Subject to the provisions of this Act, the Board shall in respect of the whole State, have all the powers and obligations of a licensee under the Indian Electricity Act, 1910 (IX of 1910), and this Act shall be deemed to be the licence of the Board for the purposes of that Act:
Provided that nothing in Sections 3 to 11, Sub-section (2) and (3) of Section 21 and Section 22, Sub-section (2) of Section 22-A and Sections 23 and 27 of that Act or in clauses I to V, clause VII and clauses IX or XII of the Schedule to that Act relating to the duties and obligations of a licensee shall apply to the Board.
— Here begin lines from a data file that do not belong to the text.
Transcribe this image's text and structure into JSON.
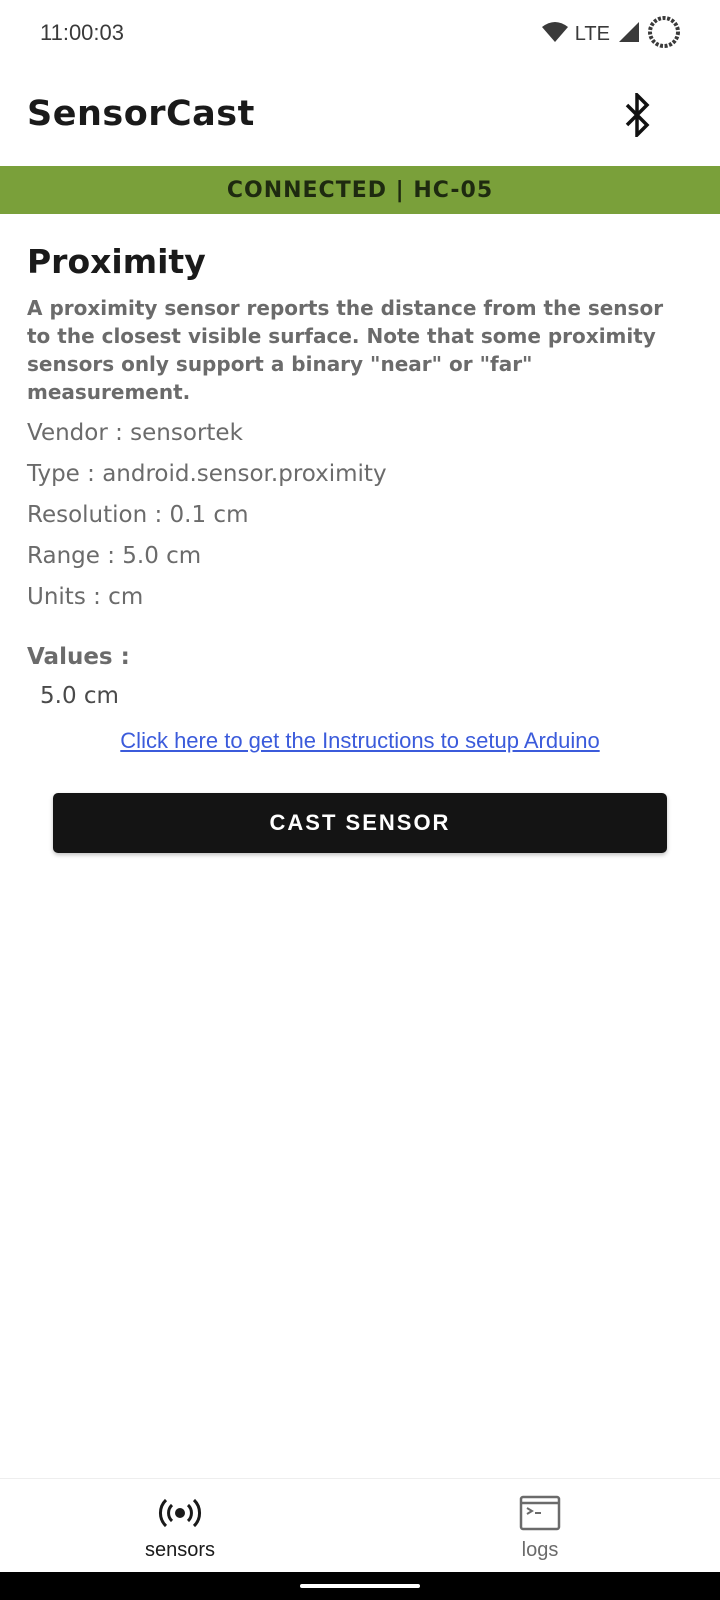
{
  "status_bar": {
    "time": "11:00:03",
    "network": "LTE",
    "icons": [
      "wifi-icon",
      "cell-signal-icon",
      "battery-ring-icon"
    ]
  },
  "app_bar": {
    "title": "SensorCast",
    "action_icon": "bluetooth-icon"
  },
  "connection": {
    "text": "CONNECTED | HC-05",
    "color": "#7aa03a"
  },
  "sensor": {
    "name": "Proximity",
    "description": "A proximity sensor reports the distance from the sensor to the closest visible surface. Note that some proximity sensors only support a binary \"near\" or \"far\" measurement.",
    "vendor": "Vendor : sensortek",
    "type": "Type : android.sensor.proximity",
    "resolution": "Resolution : 0.1 cm",
    "range": "Range : 5.0 cm",
    "units": "Units : cm",
    "values_label": "Values :",
    "value": "5.0 cm"
  },
  "instructions_link": "Click here to get the Instructions to setup Arduino",
  "cast_button": "CAST SENSOR",
  "bottom_nav": {
    "items": [
      {
        "label": "sensors",
        "icon": "broadcast-icon",
        "active": true
      },
      {
        "label": "logs",
        "icon": "terminal-icon",
        "active": false
      }
    ]
  }
}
18. While learned Counsel for the Board contends that only the provisions of the; aforesaid sections relating to the duties and obligations of a licensee are made not . applicable to the Board by the proviso, the appellant's Counsel would contend that as every right in the case of statutory body may also be looked upon as a duty or obligation such rights also cannot be relied upon. There is a limitation of the right conferred when the right is specified in a statute. In my view, this is not the way of looking at the particular provision of Section 26. At any rate a right conferred on a licensee to levy a minimum annual sum cannot be considered to be a duty or obligation of the licensee. In fact, under Section 22 of the Act, the duty or obligation to pay minimum annual sum is placed in the consumer. Now Section 70 of Act LIV of 1948 also provides by Sub-section (2) that:
Save as otherwise provided in this Act, the provisions of this Act, shall be in addition to, and not in derogation of, the Indian Electricity Act, 1910.
19. Section 49 of Act LIV of 1948, has also bearing on the subject now under consideration. It runs:
Subject to the provisions of this Act and of any regulations made in this behalf the Board may supply electricity to any person not being a licensee upon such terms and conditions as the Board may from time to time fix having regard to the nature and geographical position of the supply and the purposes for which it is required:Provided that in fixing any such terms and conditions the Board shall not show undue preference to any person.
20. Thus it is seen that there is a statutory basis also for the term in the agreement providing for a minimum annual charge. That apart as discussed earlier there is nothing illegal in the insertion of a term for payment of a minimum charge in the agreement for supply of energy, and it has not been made out that it is an unreasonable levy. I have held that it is not a penalty clause.
21. In the circumstances, the second appeal fails and is dismissed with costs.
22. Leave granted.